The Board of Control for Cricket in India (BCCI) secured for itself the biggest share from the International Cricket Council (ICC)’s bumper media-rights proceeds (approximately $ 3.2 billion, 2024-27) – around 38.5 percent share from the estimated $ 600 million annual earnings, after the conclusion of the ICC board meeting in Durban on Thursday.
The only change from the revenue sharing formula proposed in the last quarterly meet is an allotment for ‘a strategic investment fund’. The exact amount is ‘yet-to-be-determined’ said an ICC official, but it will not affect the share member boards take home.
“Every ICC Member will receive significantly enhanced funding with a strategic investment fund ring-fenced to drive global growth initiatives,” the ICC said in a media release.
The India board will now take over $ 230 million, annually; significantly more than the last cycle; both in absolute terms (from $50 million to over $230 million) and in terms of percentages (from 22% to 38.5%).
The next highest-earning cricket boards will be in three tiers. England’s ECB, Australia’s CA, and Pakistan’s PCB will earn equally between 6-7 % each. They will be followed by West Indies’ Cricket West Indies, South Africa’s CSA, New Zealand’s NZC, Bangladesh’s BCB and Sri Lanka’s SLC.
In the third tier will be the cricket boards of Zimbabwe, Afghanistan and Ireland. Every cricket board other than the BCCI would be getting a percentage share in single digits.
Despite this, there wasn’t any serious pushback in the Finance and Commercial Affair Committee meet, chaired by BCCI secretary Jay Shah – this committee made recommendations to the ICC board – to change revenue sharing percentages, as every member board including the associates stand to gain significantly more to what they were earning in the last cycle. The BCCI takes the biggest bite as the contribution from the Indian market is now estimated to be over 85 %.
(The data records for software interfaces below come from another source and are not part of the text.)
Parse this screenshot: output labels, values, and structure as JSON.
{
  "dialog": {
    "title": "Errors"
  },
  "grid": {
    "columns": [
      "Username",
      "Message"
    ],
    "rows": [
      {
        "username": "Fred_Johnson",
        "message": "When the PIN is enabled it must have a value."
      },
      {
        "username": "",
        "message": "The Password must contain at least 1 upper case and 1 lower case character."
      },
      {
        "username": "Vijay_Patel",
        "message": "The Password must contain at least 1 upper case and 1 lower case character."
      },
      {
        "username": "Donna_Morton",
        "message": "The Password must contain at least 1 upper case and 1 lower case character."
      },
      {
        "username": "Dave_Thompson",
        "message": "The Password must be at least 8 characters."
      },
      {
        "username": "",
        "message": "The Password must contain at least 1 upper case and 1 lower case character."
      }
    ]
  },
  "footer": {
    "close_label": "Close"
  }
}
“The success of our media rights and commercial programme for our next four-year cycle means we are able to invest more money than ever before into our sport,” ICC Chair Greg Barclay said.
4 OVERSEAS PLAYER CAP FOR FUTURE LEAGUES
In other decisions, it was decided that new events (read T20 and T10 leagues) requiring a sanction will need to ensure the playing XI of each team includes a minimum of seven local or Associate Member players.
Additionally, a solidarity fee will be payable from the organizing member to the home board of a player. While these moves – both are in place in IPL – were inevitable with leagues mushrooming around the cricket world, it’s still a major reprieve for the ILT20 league held in Dubai and MLC, soon to begin in the US, where as many as 9 and 6 overseas players take the field.
In a progressive move, the ICC board agreed to increase prize money of women’s world events and brought them in line with men’s events.
“I am thrilled to announce a major step towards gender parity & inclusivity. The prize money at all @ICC events will be same for men & women. Together we grow,” BCCI secretary Shah tweeted.
“This is a significant moment in the history of our sport, and I am delighted that men’s and women’s cricketers competing at ICC global events will now be rewarded equally,” said Barclay.